The GSpot: Yony Leyser
William S. Burroughs: The Man Within
I’m helping make you stupid:
In a Science article published in early 2009, prominent developmental psychologist Patricia Greenfield reviewed more than 40 studies of the effects of various types of media on intelligence and learning ability. She concluded that “every medium develops some cognitive skills at the expense of others.” Our growing use of the Net and other screen-based technologies, she wrote, has led to the “widespread and sophisticated development of visual-spatial skills.” But those gains go hand in hand with a weakening of our capacity for the kind of “deep processing” that underpins “mindful knowledge acquisition, inductive analysis, critical thinking, imagination, and reflection.”
We know that the human brain is highly plastic; neurons and synapses change as circumstances change. When we adapt to a new cultural phenomenon, including the use of a new medium, we end up with a different brain, says Michael Merzenich, a pioneer of the field of neuroplasticity. That means our online habits continue to reverberate in the workings of our brain cells even when we’re not at a computer. We’re exercising the neural circuits devoted to skimming and multitasking while ignoring those used for reading and thinking deeply.
Wired: Author Nicholas Carr: The Web Shatters Focus, Rewires Brains
As I said during my interview with Ashley Crawford (Pay attention here! Don’t click that link yet!), I’m that reading off more limited mobile devices like my Blackberry and my iPod touch is helping me concentrate on reading longer, more substantive material. Reading on my computer, with its tabbed browser, has a tendency to destroy my attention span.

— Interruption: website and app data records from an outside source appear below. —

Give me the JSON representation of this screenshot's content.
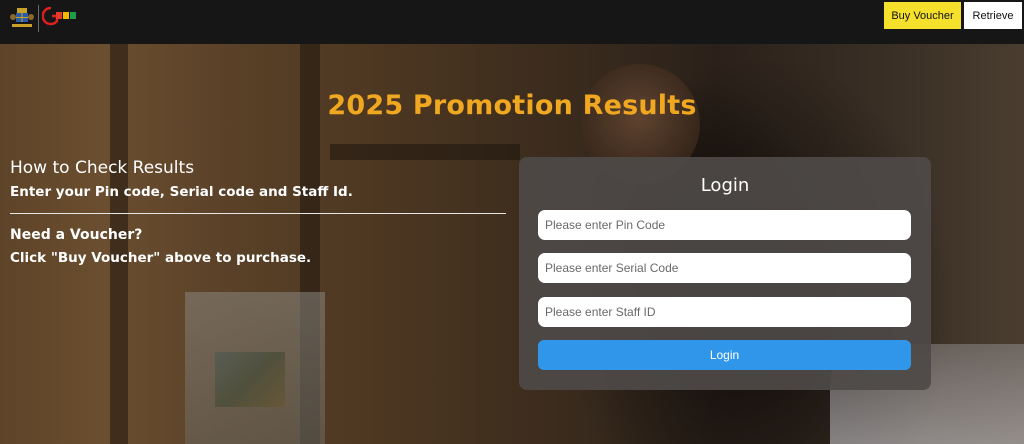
{
  "header": {
    "buy_voucher_label": "Buy Voucher",
    "retrieve_label": "Retrieve",
    "buy_voucher_color": "#f5e02c"
  },
  "hero": {
    "title": "2025 Promotion Results",
    "title_color": "#f0a820"
  },
  "instructions": {
    "title": "How to Check Results",
    "subtitle": "Enter your Pin code, Serial code and Staff Id.",
    "voucher_title": "Need a Voucher?",
    "voucher_text": "Click \"Buy Voucher\" above to purchase."
  },
  "login": {
    "title": "Login",
    "pin_placeholder": "Please enter Pin Code",
    "serial_placeholder": "Please enter Serial Code",
    "staff_placeholder": "Please enter Staff ID",
    "button_label": "Login",
    "button_color": "#2f96ea"
  }
}
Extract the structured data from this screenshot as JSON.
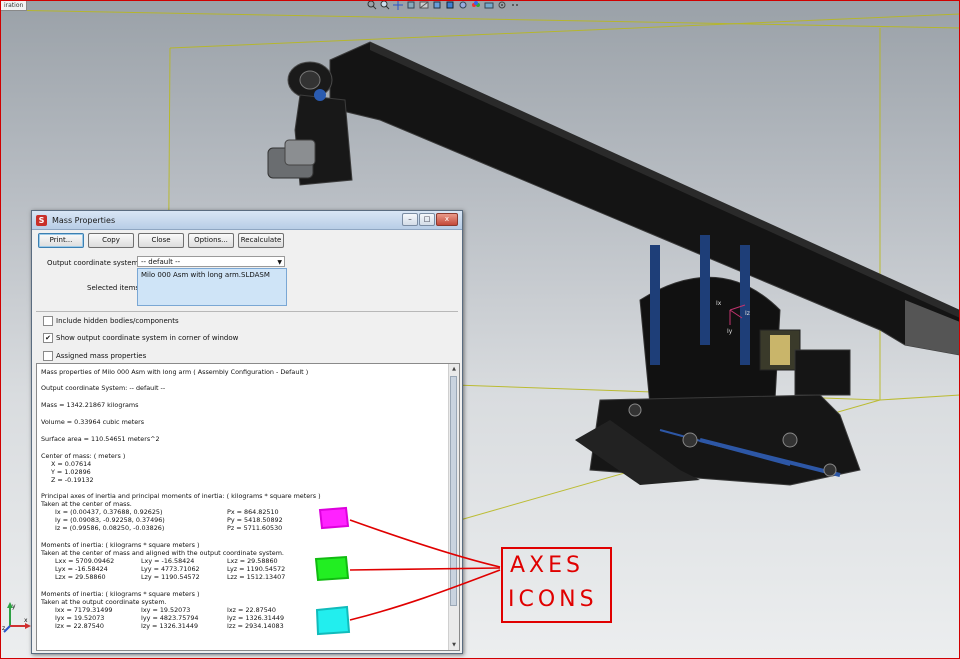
{
  "viewport": {
    "config_tag": "iration",
    "hud_icons": [
      "zoom-fit-icon",
      "zoom-area-icon",
      "pan-icon",
      "rotate-icon",
      "section-view-icon",
      "view-orientation-icon",
      "display-style-icon",
      "hide-show-icon",
      "appearance-icon",
      "scene-icon",
      "view-settings-icon",
      "more-icon"
    ]
  },
  "dialog": {
    "title": "Mass Properties",
    "window_controls": {
      "minimize": "–",
      "maximize": "□",
      "close": "x"
    },
    "buttons": {
      "print": "Print...",
      "copy": "Copy",
      "close": "Close",
      "options": "Options...",
      "recalculate": "Recalculate"
    },
    "output_coordinate_system": {
      "label": "Output coordinate system:",
      "value": "-- default --"
    },
    "selected_items": {
      "label": "Selected items:",
      "items": [
        "Milo 000 Asm with long arm.SLDASM"
      ]
    },
    "checkboxes": {
      "include_hidden": {
        "label": "Include hidden bodies/components",
        "checked": false
      },
      "show_output_cs": {
        "label": "Show output coordinate system in corner of window",
        "checked": true
      },
      "assigned_mass": {
        "label": "Assigned mass properties",
        "checked": false
      }
    },
    "results": {
      "header": "Mass properties of Milo 000 Asm with long arm ( Assembly Configuration - Default )",
      "output_cs": "Output  coordinate System: -- default --",
      "mass": "Mass = 1342.21867 kilograms",
      "volume": "Volume = 0.33964 cubic meters",
      "surface_area": "Surface area = 110.54651 meters^2",
      "center_of_mass": {
        "title": "Center of mass: ( meters )",
        "x": "X = 0.07614",
        "y": "Y = 1.02896",
        "z": "Z = -0.19132"
      },
      "principal": {
        "title": "Principal axes of inertia and principal moments of inertia: ( kilograms * square meters )",
        "subtitle": "Taken at the center of mass.",
        "rows": [
          {
            "axis": "Ix = (0.00437, 0.37688, 0.92625)",
            "moment": "Px = 864.82510"
          },
          {
            "axis": "Iy = (0.09083, -0.92258, 0.37496)",
            "moment": "Py = 5418.50892"
          },
          {
            "axis": "Iz = (0.99586, 0.08250, -0.03826)",
            "moment": "Pz = 5711.60530"
          }
        ]
      },
      "moments_com": {
        "title": "Moments of inertia: ( kilograms * square meters )",
        "subtitle": "Taken at the center of mass and aligned with the output coordinate system.",
        "rows": [
          [
            "Lxx = 5709.09462",
            "Lxy = -16.58424",
            "Lxz = 29.58860"
          ],
          [
            "Lyx = -16.58424",
            "Lyy = 4773.71062",
            "Lyz = 1190.54572"
          ],
          [
            "Lzx = 29.58860",
            "Lzy = 1190.54572",
            "Lzz = 1512.13407"
          ]
        ]
      },
      "moments_out": {
        "title": "Moments of inertia: ( kilograms * square meters )",
        "subtitle": "Taken at the output coordinate system.",
        "rows": [
          [
            "Ixx = 7179.31499",
            "Ixy = 19.52073",
            "Ixz = 22.87540"
          ],
          [
            "Iyx = 19.52073",
            "Iyy = 4823.75794",
            "Iyz = 1326.31449"
          ],
          [
            "Izx = 22.87540",
            "Izy = 1326.31449",
            "Izz = 2934.14083"
          ]
        ]
      }
    }
  },
  "annotation": {
    "line1": "AXES",
    "line2": "ICONS",
    "colors": {
      "pen": "#e00000",
      "magenta": "#ff22ff",
      "green": "#22ee22",
      "cyan": "#22eeee"
    }
  },
  "triad_labels": {
    "x": "x",
    "y": "y",
    "z": "z"
  }
}
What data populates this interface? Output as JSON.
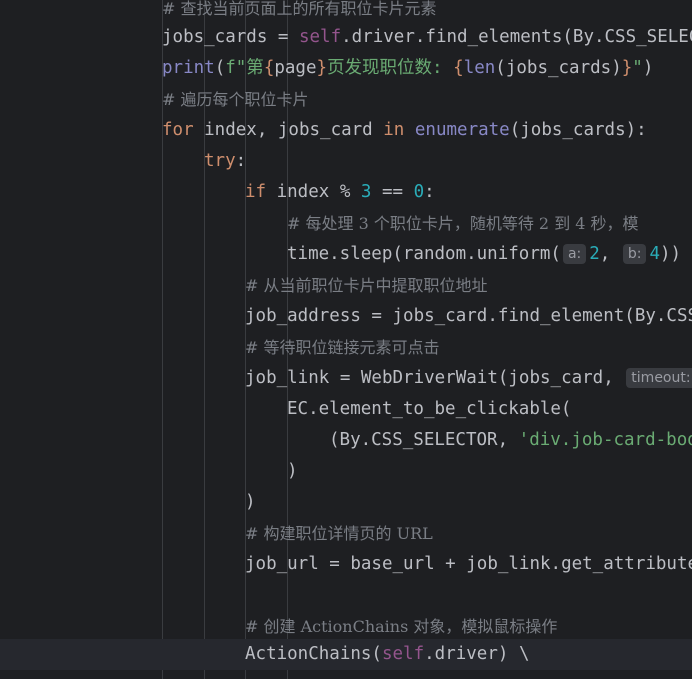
{
  "colors": {
    "background": "#1e1f22",
    "keyword": "#cf8e6d",
    "self": "#94558d",
    "builtin": "#8888c6",
    "number": "#2aacb8",
    "string": "#6aab73",
    "comment": "#7a7e85",
    "text": "#bcbec4",
    "hint_bg": "#393b40"
  },
  "code": {
    "l1_comment": "# 查找当前页面上的所有职位卡片元素",
    "l2_a": "jobs_cards = ",
    "l2_self": "self",
    "l2_b": ".driver.find_elements(By.CSS_SELEC",
    "l3_print": "print",
    "l3_paren": "(",
    "l3_f": "f\"第",
    "l3_brace1": "{",
    "l3_page": "page",
    "l3_brace2": "}",
    "l3_mid": "页发现职位数: ",
    "l3_brace3": "{",
    "l3_len": "len",
    "l3_args": "(jobs_cards)",
    "l3_brace4": "}",
    "l3_end_str": "\"",
    "l3_close": ")",
    "l4_comment": "# 遍历每个职位卡片",
    "l5_for": "for",
    "l5_a": " index, jobs_card ",
    "l5_in": "in",
    "l5_sp": " ",
    "l5_enum": "enumerate",
    "l5_b": "(jobs_cards):",
    "l6_try": "try",
    "l6_colon": ":",
    "l7_if": "if",
    "l7_a": " index % ",
    "l7_n3": "3",
    "l7_b": " == ",
    "l7_n0": "0",
    "l7_c": ":",
    "l8_comment": "# 每处理 3 个职位卡片，随机等待 2 到 4 秒，模",
    "l9_a": "time.sleep(random.uniform(",
    "l9_hint_a": "a:",
    "l9_n2": "2",
    "l9_b": ", ",
    "l9_hint_b": "b:",
    "l9_n4": "4",
    "l9_c": "))",
    "l10_comment": "# 从当前职位卡片中提取职位地址",
    "l11": "job_address = jobs_card.find_element(By.CSS",
    "l12_comment": "# 等待职位链接元素可点击",
    "l13_a": "job_link = WebDriverWait(jobs_card, ",
    "l13_hint": "timeout:",
    "l14": "EC.element_to_be_clickable(",
    "l15_a": "(By.CSS_SELECTOR, ",
    "l15_str": "'div.job-card-bod",
    "l16": ")",
    "l17": ")",
    "l18_comment": "# 构建职位详情页的 URL",
    "l19": "job_url = base_url + job_link.get_attribute",
    "l21_comment": "# 创建 ActionChains 对象，模拟鼠标操作",
    "l22_a": "ActionChains(",
    "l22_self": "self",
    "l22_b": ".driver) \\"
  }
}
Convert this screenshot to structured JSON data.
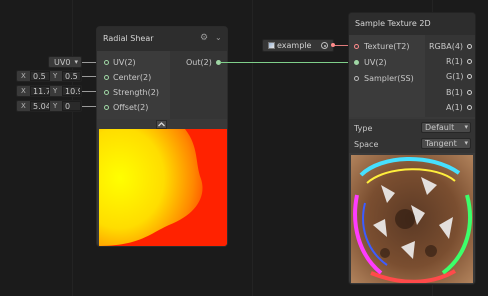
{
  "radial_shear": {
    "title": "Radial Shear",
    "inputs": [
      "UV(2)",
      "Center(2)",
      "Strength(2)",
      "Offset(2)"
    ],
    "output": "Out(2)",
    "preview_toggle_icon": "chevron-up-icon"
  },
  "inline_inputs": {
    "uv_dropdown": "UV0",
    "center": {
      "x_label": "X",
      "x": "0.5",
      "y_label": "Y",
      "y": "0.5"
    },
    "strength": {
      "x_label": "X",
      "x": "11.7",
      "y_label": "Y",
      "y": "10.9"
    },
    "offset": {
      "x_label": "X",
      "x": "5.04",
      "y_label": "Y",
      "y": "0"
    }
  },
  "texture_property": {
    "label": "example"
  },
  "sample_texture": {
    "title": "Sample Texture 2D",
    "inputs": [
      "Texture(T2)",
      "UV(2)",
      "Sampler(SS)"
    ],
    "outputs": [
      "RGBA(4)",
      "R(1)",
      "G(1)",
      "B(1)",
      "A(1)"
    ],
    "type_label": "Type",
    "type_value": "Default",
    "space_label": "Space",
    "space_value": "Tangent"
  },
  "colors": {
    "uv_port": "#9fd6a4",
    "texture_port": "#ff8b8b",
    "edge_uv": "#7fcf8a",
    "edge_texture": "#e07b7b",
    "selection": "#44c0ff"
  }
}
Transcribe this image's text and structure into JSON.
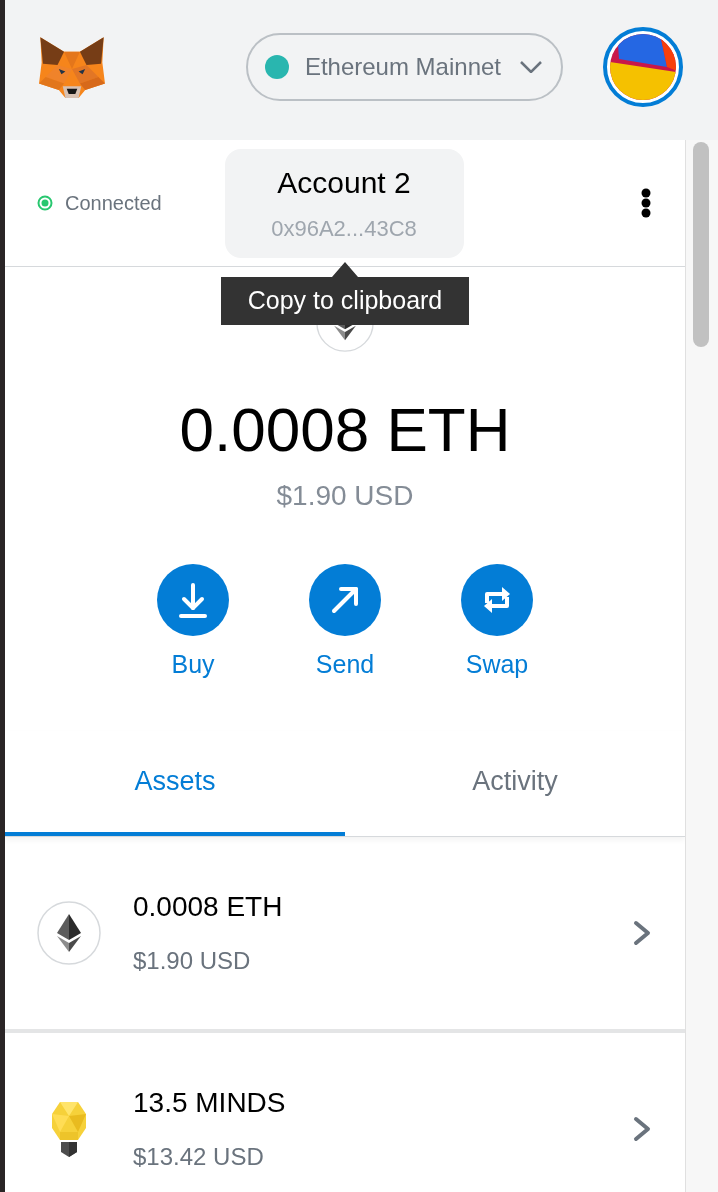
{
  "header": {
    "network": "Ethereum Mainnet"
  },
  "account": {
    "status": {
      "label": "Connected",
      "connected": true
    },
    "name": "Account 2",
    "address": "0x96A2...43C8",
    "tooltip": "Copy to clipboard"
  },
  "balance": {
    "amount": "0.0008 ETH",
    "fiat": "$1.90 USD"
  },
  "actions": [
    {
      "kind": "buy",
      "label": "Buy"
    },
    {
      "kind": "send",
      "label": "Send"
    },
    {
      "kind": "swap",
      "label": "Swap"
    }
  ],
  "tabs": [
    {
      "label": "Assets",
      "selected": true
    },
    {
      "label": "Activity",
      "selected": false
    }
  ],
  "assets": [
    {
      "kind": "eth",
      "amount": "0.0008 ETH",
      "value": "$1.90 USD"
    },
    {
      "kind": "minds",
      "amount": "13.5 MINDS",
      "value": "$13.42 USD"
    }
  ]
}
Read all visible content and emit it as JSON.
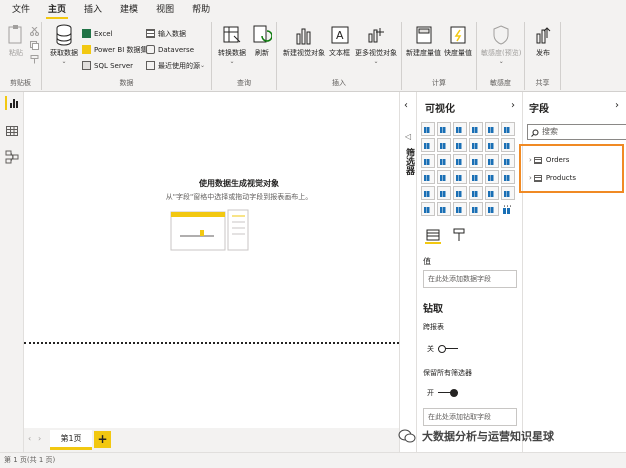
{
  "menu": {
    "items": [
      "文件",
      "主页",
      "插入",
      "建模",
      "视图",
      "帮助"
    ],
    "active": "主页"
  },
  "ribbon": {
    "clipboard": {
      "paste": "粘贴",
      "group": "剪贴板"
    },
    "data": {
      "get_data": "获取数据",
      "excel": "Excel",
      "powerbi": "Power BI 数据集",
      "sql": "SQL Server",
      "enter_data": "输入数据",
      "dataverse": "Dataverse",
      "recent": "最近使用的源",
      "group": "数据"
    },
    "queries": {
      "transform": "转换数据",
      "refresh": "刷新",
      "group": "查询"
    },
    "insert": {
      "new_visual": "新建视觉对象",
      "textbox": "文本框",
      "more_visuals": "更多视觉对象",
      "group": "插入"
    },
    "calc": {
      "new_measure": "新建度量值",
      "quick_measure": "快度量值",
      "group": "计算"
    },
    "sensitivity": {
      "label": "敏感度(预览)",
      "group": "敏感度"
    },
    "share": {
      "publish": "发布",
      "group": "共享"
    }
  },
  "canvas": {
    "title": "使用数据生成视觉对象",
    "subtitle": "从\"字段\"窗格中选择或拖动字段到报表画布上。"
  },
  "pages": {
    "tab": "第1页",
    "add": "+"
  },
  "status": {
    "text": "第 1 页(共 1 页)"
  },
  "viz_pane": {
    "title": "可视化",
    "strip_label": "筛选器",
    "values_label": "值",
    "values_placeholder": "在此处添加数据字段",
    "drill_heading": "钻取",
    "cross_report": "跨报表",
    "off_label": "关",
    "keep_filters": "保留所有筛选器",
    "on_label": "开",
    "drill_placeholder": "在此处添加钻取字段"
  },
  "fields_pane": {
    "title": "字段",
    "search_placeholder": "搜索",
    "tables": [
      "Orders",
      "Products"
    ]
  },
  "watermark": {
    "text": "大数据分析与运营知识星球"
  },
  "colors": {
    "accent": "#f2c811",
    "highlight": "#f08a24",
    "ribbon_bg": "#f3f2f1"
  }
}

I’m trying to discipline myself to browse first, read later – find stuff of interest by scanning through feeds, Twitter etc, and then go over the stuff I’ve flagged to read before I go back and find more stuff.
Do you have any strategies for navigating the web without destroying your attention span, or do you think that the transformation of our brains could actually be a good thing?